ChatGPT came out in November 2022. You already can google “75 text to video prompts” and get links to platforms that offer this. They may not be Hollywood quality yet, but that is coming and coming soon.
We estimate impressively functional text to movie platforms are perhaps 3 years away. Perhaps less. Much less.
Younger audiences are already creating their own videos and longer-form films using several new AI platforms that offer text-to-movies as a monthly service. Video games increasingly appear that are completely AI generated and available for customization on AI platforms.
Hollywood sales have collapsed as international audiences join NorthAmerican audiences in switching to AI text-to-movie services. Video game revenue is also cratering as more gamers choose customized games self-created on AI platforms.
A few legacy Hollywood facilities remain as promotional platforms for what is left of the traditional video game industry.
AI platforms are used by 99% of audiences. Hollywood and the gaming industry as we know them are gone.
Possible political and legal restraints of automation of this industry
Hollywood will launch a thousand lawsuits in a desperate attempt to restrict AI platforms and drive them out of business.
The judiciary will eventually agree with Silicon Valley’s reasoning as they did when they ruled against the music industry a decade or so ago.
Government legislation will be behind the curve as Washington waits to see how things play out. Lobbying by Silicon Valley will target legislators and administrative rule-makers to ensure that rules and regulations are not overly restrictive.
Films will be far cheaper to make and cheaper and easier to watch.
You will be able to order bespoke films specially made for an audience of one – you – that look like a million dollars.
Video games will be far more immersive and will finally give us a virtual reality that isn’t third-rate.
The effect of automation in the movie industry won’t be as deeply felt in the labor market as they represent a small percentage of the total workforce.
The video game industry will continue to boom for a while longer than the movie industry.
Truly artistic geniuses and uniquely talented people will have no restriction to showcasing their talent.
Only a handful of actors, directors, and writers will have jobs working for engineers at tech companies until they’re no longer needed and are laid off.
Humans run the real risk of being unable to face reality and instead will opt to live in AI-generated realities.
All the other oversized, union-supported, well-paid members of film crews will be out of work.
After a few years, the same fate will strike the video game industry.
Allard Keeley is an accomplished researcher with expertise in the fields of law, politics, and technology.
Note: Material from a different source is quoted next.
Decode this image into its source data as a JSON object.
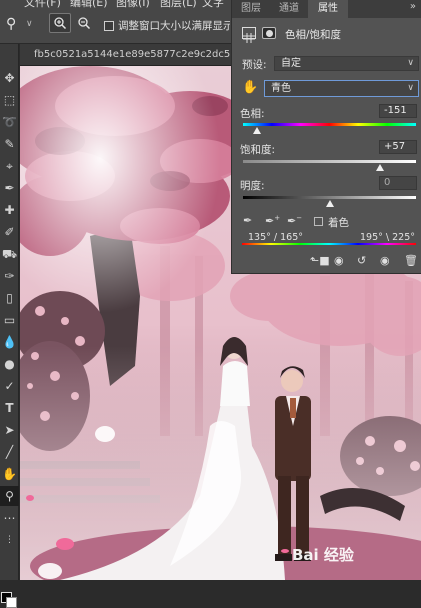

With a degree from McGill University, Allard has over 10 years of experience in conducting research in immigration law. Currently, their research focus is on AI, robotics, and technology, with a goal of becoming an expert in this area.